Mayo Clinic Sued Again For Employee COVID-19 Vaccination Policy

Another suit was filed on Tuesday in the District of Minnesota against the Mayo Clinic, this time filed by former employee Anita Miller. Miller filed suit against the defendant when they allegedly wrongfully terminated her as a result of her refusal to take the COVID-19 vaccine for religious reasons. The case parallels a similar one filed last week.

Plaintiff Miller worked as a registered nurse at the Mayo Clinic for over 21 years. The complaint notes that one of her job performance reviews described her as a “very well-respected member of the neonatal transport nursing team.”

On October 13, 2021, the Mayo Clinic announced that they would be implementing a vaccine mandate. If an employee failed to comply, they would be placed on unpaid leave and eventually terminated. They explained that employees could qualify for a religious exemption but noted that “applications for a religious exemption will be denied if the panel determines the applicant does not demonstrate a sincerely held religious belief.”

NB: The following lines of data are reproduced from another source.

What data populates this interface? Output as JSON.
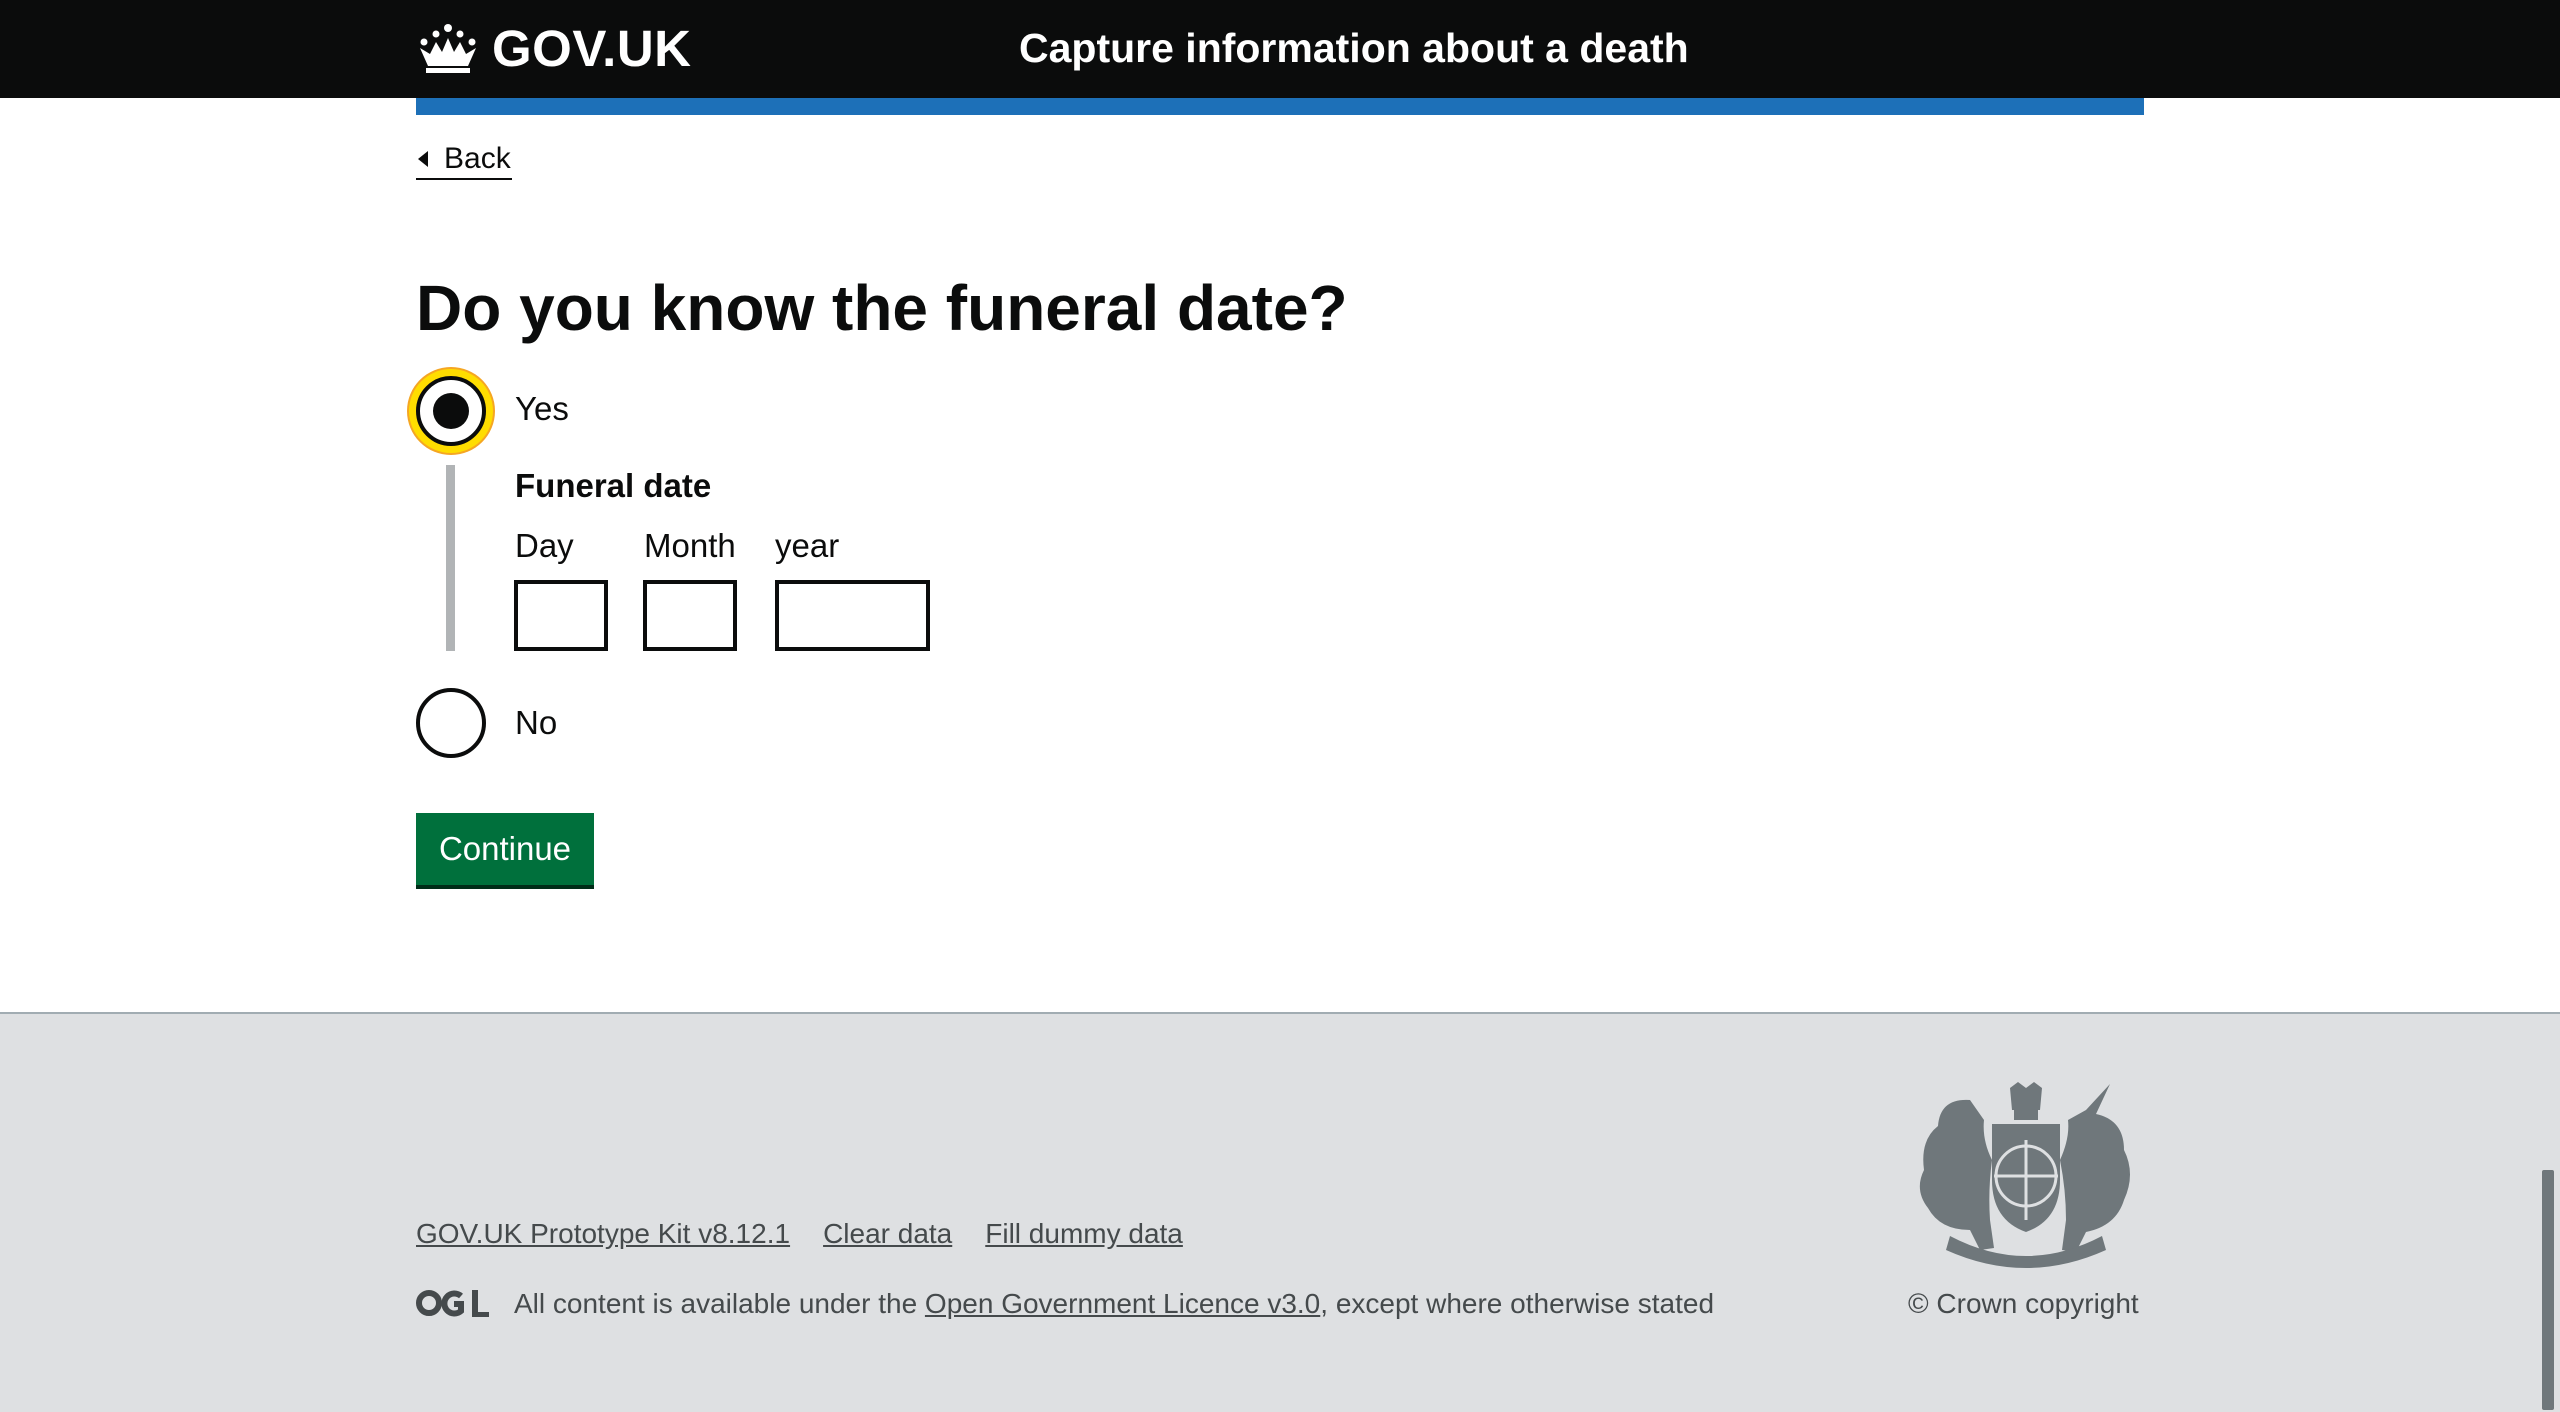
{
  "header": {
    "logo_text": "GOV.UK",
    "service_name": "Capture information about a death"
  },
  "back_link": {
    "label": "Back"
  },
  "question": {
    "heading": "Do you know the funeral date?"
  },
  "radios": {
    "yes_label": "Yes",
    "no_label": "No",
    "selected": "Yes"
  },
  "funeral_date": {
    "legend": "Funeral date",
    "day_label": "Day",
    "month_label": "Month",
    "year_label": "year",
    "day_value": "",
    "month_value": "",
    "year_value": ""
  },
  "continue_button": {
    "label": "Continue"
  },
  "footer": {
    "links": [
      "GOV.UK Prototype Kit v8.12.1",
      "Clear data",
      "Fill dummy data"
    ],
    "licence_prefix": "All content is available under the ",
    "licence_link": "Open Government Licence v3.0",
    "licence_suffix": ", except where otherwise stated",
    "copyright": "© Crown copyright"
  },
  "colors": {
    "header_bg": "#0b0c0c",
    "blue_bar": "#1d70b8",
    "button_green": "#00703c",
    "focus_yellow": "#ffdd00",
    "footer_bg": "#dee0e2"
  },
  "icons": {
    "logo": "crown-icon",
    "back": "back-arrow-icon",
    "licence": "ogl-icon",
    "crest": "royal-coat-of-arms-icon"
  }
}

The plaintiff completed her request for a religious exemption, writing that she was in opposition of the “use of vaccines produced with or tested by aborted baby cells” and that receiving the vaccine would be a “sin against God.” Her request was denied in November of 2021 on the basis that the request did not meet the criteria for a religious exemption accommodation. Her appeal of the denial was also denied.

Since the plaintiff refused to take the COVID-19 vaccination, she was terminated despite submitting “good-faith statements of her sincerely-held religious beliefs, with explanations of how her faith constrained her from accepting the COVID-19 vaccination.”

In March of 2022, the defendant suspended both its vaccine mandate and testing program, meaning that employees who were terminated would no longer be forced to test weekly and would no longer be terminated for objecting to testing.

The complaint cites religious discrimination and failure to accommodate under Title VII of the Civil Rights Act of 1964, religious discrimination under state law, discrimination and failure to accommodate under the ADA, wrongful discharge, and breach of contract/promissory estoppel. The plaintiff is seeking actual, compensatory, and punitive damages, and injunction preventing the defendant from taking further illegal action and requiring the defendant to restore the plaintiff to her position, litigation fees, and any other relief deemed equitable by the Court.The plaintiff is represented by Mohrman, Kaardal & Erickson, P.A.